The fact is, surprising as it may sound, the Palestinian leadership didn't really want to create a Palestinian state. The reason is simple. If a Palestinian state were established, the Fatah leadership would have been under the threat of collapsing because of Hamas, whose military might have overthrown the Palestinian Authority as it did in Gaza in 2007. And Fatah also faces a crisis of internal legitimacy in the West Bank due to its corruption, mismanagement, and oppressive character.
The status quo has suited the Fatah leadership because it kept it in power. Without a Palestinian state, security cooperation with Israel protected the Palestinian Authority from being overthrown by Hamas. And the Palestinian Authority continued receiving financial support from the international community.
The Fatah government also needed to appease its Palestinian detractors. Thus, it increased its incitement against Israel despite an official policy of non-violence. It spread anti-Israel propaganda in the school system and the media, honored terrorists and provided money to terrorists' families.
The inevitable result is that the Palestinian people find themselves in a state of permanent revolution and conflict. Their everyday lives are negatively affected by constant mobilization. This generation and younger generations of Palestinians are likely to maintain and develop a deep hatred of Israel, making it impossible to achieve reconciliation.
It is no surprise that Palestinians have been recruited not just by Hamas but also by other extreme terrorist groups of global reach. Radical Islamist groups have actively recruited individuals in Palestinian refugee camps.
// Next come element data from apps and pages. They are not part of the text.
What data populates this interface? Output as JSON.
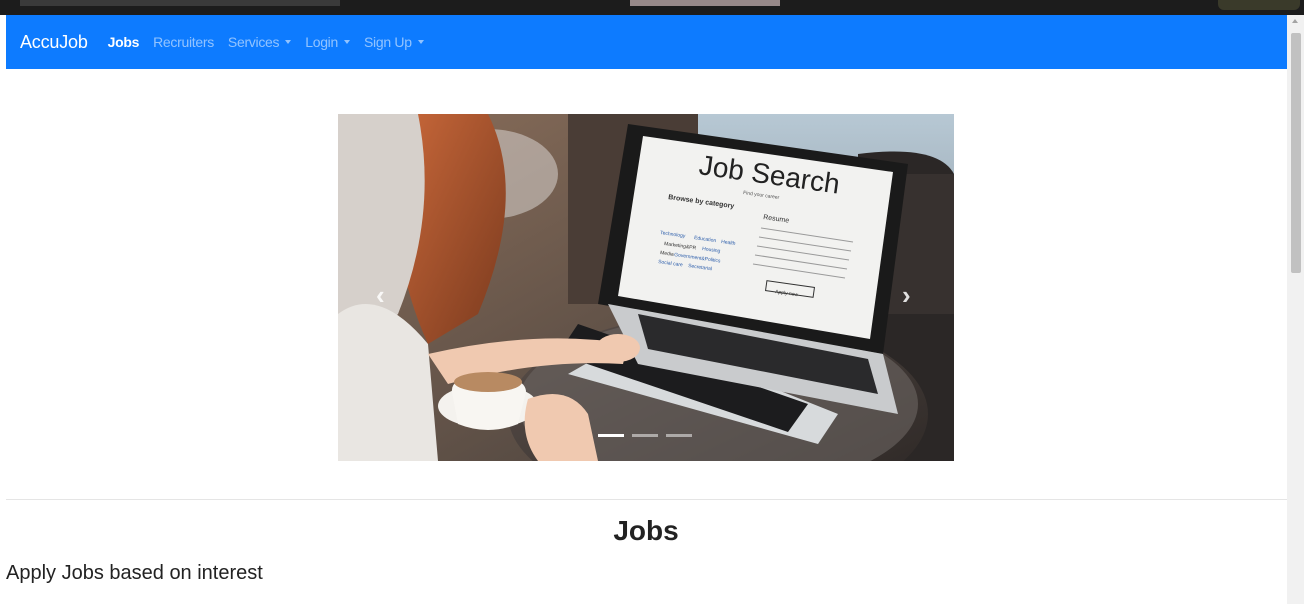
{
  "navbar": {
    "brand": "AccuJob",
    "items": [
      {
        "label": "Jobs",
        "active": true,
        "dropdown": false
      },
      {
        "label": "Recruiters",
        "active": false,
        "dropdown": false
      },
      {
        "label": "Services",
        "active": false,
        "dropdown": true
      },
      {
        "label": "Login",
        "active": false,
        "dropdown": true
      },
      {
        "label": "Sign Up",
        "active": false,
        "dropdown": true
      }
    ],
    "color": "#0d7bff"
  },
  "carousel": {
    "screen_title": "Job Search",
    "screen_tagline": "Find your career",
    "category_heading": "Browse by category",
    "resume_heading": "Resume",
    "resume_button": "Apply now",
    "categories": [
      "Technology",
      "Education",
      "Health",
      "Marketing&PR",
      "Housing",
      "Media",
      "Government&Politics",
      "Social care",
      "Secretarial"
    ],
    "prev_icon": "chevron-left-icon",
    "next_icon": "chevron-right-icon",
    "slide_count": 3,
    "active_slide": 1
  },
  "section": {
    "title": "Jobs",
    "subtitle": "Apply Jobs based on interest"
  }
}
Examples are the late Abdallah Azzam, who was the spiritual mentor of Osama Bin Laden; Abu Qatada Al Fillstine, the spiritual leader of Al Qaeda in Europe; and Abu Muhammad al Maqdisi, mentor of the late Abu Musa Al Zarqawi, the former leader of Al Qaeda in Mesopotamia.
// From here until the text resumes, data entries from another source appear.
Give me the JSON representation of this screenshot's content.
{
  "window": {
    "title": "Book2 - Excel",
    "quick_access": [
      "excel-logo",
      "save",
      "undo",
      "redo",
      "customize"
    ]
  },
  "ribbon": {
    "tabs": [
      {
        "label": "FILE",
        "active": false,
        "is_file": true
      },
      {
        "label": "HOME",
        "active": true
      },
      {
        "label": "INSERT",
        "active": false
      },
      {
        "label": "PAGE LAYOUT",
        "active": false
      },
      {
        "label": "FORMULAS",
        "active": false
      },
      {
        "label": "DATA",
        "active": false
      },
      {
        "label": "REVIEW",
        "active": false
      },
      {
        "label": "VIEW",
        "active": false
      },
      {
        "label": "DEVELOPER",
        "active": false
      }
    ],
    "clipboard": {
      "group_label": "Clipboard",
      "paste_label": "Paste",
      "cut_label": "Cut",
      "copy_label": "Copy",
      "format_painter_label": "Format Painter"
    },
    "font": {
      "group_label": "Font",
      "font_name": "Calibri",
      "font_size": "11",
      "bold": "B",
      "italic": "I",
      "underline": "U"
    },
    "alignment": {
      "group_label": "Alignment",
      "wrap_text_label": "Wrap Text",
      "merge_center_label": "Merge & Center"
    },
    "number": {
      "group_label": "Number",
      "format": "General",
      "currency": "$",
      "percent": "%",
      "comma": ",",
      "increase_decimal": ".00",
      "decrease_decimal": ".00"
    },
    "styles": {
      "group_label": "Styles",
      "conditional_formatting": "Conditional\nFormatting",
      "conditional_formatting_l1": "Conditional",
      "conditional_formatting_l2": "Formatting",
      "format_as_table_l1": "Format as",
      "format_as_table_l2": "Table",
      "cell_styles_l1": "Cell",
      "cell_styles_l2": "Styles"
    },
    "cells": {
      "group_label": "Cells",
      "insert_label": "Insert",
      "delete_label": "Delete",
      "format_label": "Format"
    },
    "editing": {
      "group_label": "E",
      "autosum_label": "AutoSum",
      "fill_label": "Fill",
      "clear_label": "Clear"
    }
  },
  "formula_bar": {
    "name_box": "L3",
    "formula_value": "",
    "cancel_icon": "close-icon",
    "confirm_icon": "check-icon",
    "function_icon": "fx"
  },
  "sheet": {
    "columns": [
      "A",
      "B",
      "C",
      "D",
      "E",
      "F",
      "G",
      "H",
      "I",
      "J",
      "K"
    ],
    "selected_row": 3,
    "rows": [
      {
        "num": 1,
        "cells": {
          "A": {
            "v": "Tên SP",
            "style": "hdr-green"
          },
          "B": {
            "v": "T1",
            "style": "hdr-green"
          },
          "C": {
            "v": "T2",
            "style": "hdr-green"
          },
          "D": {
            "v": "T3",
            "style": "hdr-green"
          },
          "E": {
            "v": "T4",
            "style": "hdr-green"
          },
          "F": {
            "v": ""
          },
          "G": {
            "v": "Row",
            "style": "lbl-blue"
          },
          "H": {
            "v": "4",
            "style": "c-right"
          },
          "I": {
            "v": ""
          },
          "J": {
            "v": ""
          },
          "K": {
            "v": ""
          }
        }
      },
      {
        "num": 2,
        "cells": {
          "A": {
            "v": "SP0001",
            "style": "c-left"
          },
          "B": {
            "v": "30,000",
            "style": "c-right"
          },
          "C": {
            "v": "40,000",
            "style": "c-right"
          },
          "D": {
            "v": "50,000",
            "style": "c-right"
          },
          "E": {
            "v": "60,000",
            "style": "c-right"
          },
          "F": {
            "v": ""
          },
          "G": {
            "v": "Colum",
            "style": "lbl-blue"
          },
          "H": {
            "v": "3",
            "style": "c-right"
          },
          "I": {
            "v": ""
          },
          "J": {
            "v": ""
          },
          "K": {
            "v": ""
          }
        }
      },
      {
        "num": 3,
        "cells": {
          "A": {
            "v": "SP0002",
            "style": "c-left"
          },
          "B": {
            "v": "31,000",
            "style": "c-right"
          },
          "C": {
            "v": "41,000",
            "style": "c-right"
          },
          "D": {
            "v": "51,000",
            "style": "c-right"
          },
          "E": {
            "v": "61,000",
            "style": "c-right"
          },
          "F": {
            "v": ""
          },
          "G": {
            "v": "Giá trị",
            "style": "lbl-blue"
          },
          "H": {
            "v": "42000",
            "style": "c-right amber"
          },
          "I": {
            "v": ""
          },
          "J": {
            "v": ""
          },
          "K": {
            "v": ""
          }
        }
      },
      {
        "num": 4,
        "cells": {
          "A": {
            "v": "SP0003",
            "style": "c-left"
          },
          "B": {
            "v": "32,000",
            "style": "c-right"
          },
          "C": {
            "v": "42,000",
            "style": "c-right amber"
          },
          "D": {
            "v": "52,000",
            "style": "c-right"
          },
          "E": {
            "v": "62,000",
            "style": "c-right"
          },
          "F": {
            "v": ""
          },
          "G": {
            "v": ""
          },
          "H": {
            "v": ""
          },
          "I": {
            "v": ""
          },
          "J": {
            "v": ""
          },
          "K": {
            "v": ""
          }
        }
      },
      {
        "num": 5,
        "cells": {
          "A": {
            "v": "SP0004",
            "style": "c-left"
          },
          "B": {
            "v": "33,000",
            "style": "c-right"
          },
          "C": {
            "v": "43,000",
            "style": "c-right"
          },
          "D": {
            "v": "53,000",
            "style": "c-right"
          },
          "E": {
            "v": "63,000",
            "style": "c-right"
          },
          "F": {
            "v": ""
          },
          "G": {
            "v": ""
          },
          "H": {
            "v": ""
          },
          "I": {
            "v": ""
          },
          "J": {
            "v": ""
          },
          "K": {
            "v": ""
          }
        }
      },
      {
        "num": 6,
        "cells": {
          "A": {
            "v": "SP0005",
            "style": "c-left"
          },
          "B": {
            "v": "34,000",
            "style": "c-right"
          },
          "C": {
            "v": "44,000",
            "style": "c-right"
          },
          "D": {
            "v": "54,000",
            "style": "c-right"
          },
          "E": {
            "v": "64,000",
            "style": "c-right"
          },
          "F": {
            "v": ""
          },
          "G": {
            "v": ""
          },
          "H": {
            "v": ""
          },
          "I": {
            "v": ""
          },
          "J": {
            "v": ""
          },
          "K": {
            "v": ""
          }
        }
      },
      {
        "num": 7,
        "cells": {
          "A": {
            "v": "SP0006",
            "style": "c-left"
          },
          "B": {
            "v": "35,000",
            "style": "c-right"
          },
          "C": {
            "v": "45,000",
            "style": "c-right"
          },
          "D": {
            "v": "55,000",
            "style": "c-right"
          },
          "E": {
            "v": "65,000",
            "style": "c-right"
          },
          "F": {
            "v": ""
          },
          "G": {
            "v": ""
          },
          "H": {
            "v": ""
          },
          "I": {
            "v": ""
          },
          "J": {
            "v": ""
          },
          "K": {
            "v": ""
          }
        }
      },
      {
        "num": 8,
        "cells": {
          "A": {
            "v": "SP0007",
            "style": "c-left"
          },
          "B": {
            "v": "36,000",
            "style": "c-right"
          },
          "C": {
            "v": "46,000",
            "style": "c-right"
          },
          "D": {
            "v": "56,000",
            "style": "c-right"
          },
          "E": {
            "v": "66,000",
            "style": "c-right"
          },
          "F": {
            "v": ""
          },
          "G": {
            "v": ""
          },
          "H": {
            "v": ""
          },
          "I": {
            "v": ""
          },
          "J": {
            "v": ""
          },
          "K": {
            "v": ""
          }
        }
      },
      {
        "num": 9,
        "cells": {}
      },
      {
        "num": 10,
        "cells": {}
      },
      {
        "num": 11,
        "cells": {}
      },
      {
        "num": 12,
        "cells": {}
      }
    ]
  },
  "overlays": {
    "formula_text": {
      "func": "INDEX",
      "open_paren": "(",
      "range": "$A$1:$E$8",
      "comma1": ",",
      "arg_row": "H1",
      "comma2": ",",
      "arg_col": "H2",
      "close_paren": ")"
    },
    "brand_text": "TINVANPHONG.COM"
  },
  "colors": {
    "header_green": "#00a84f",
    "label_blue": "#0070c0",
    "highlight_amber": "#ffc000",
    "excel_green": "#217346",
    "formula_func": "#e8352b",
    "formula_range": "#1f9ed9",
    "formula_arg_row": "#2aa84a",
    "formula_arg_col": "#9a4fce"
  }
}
In April 2017, King Abdullah of Jordan pointed out that Palestinians have perpetrated 96% of ISIS attacks in the kingdom.
And so, a viable solution to the Palestinian issue must aim to secure a stable and legitimate Palestinian entity on the one hand and guarantee the normalization of Palestinian lives on the other hand.
An independent Palestinian state will not be capable of achieving those goals. It is likely to be anarchical or fall into the hands of Hamas or, even worse, various Islamist groups.
Thus, the solution needs to be found within the Arab world. Palestinians historically saw themselves as part of the larger Arab world, and many still do. They can keep their autonomy by forming a West Bank confederation with Jordan and perhaps a union of Gaza with Egypt. Palestinians need to be settled in a more orderly entity, and these two Arab countries could provide it.
Likewise, Palestinians residing in Arab countries should be provided full citizenship with full rights in those places to avoid a situation like the tragic 1991 expulsion of 200,000 Palestinians from Kuwait (as collective punishment because the Palestine Liberation Organization, or PLO, supported Iraq's Kuwait invasion).
Refugee camps should be dismantled to help Palestinians build an everyday life free of conflict. A union with Israel in the form of an Israeli-Palestinian confederacy or a one-state solution shouldn't be an option; that would lead to an Israeli-Palestinian civil war.
The Biden administration must be thoughtful and creative. It should continue to support normalization between Israel and the Arab world, but it should make sure that Arab states are part of the solution of the Palestinian problem.
[For a much deeper analysis and a better background of this delicate conflict, read "The Middle East Riddle: A Study of the Middle East Peace Process and Israeli/Arab Relations in Changing Times". The interested reader may find a book review on this title HERE:democraciaparticipativa.net/documentos-d...dle-east-riddle.html]
El siguiente usuario dijo gracias: Chilton Williamson Jr.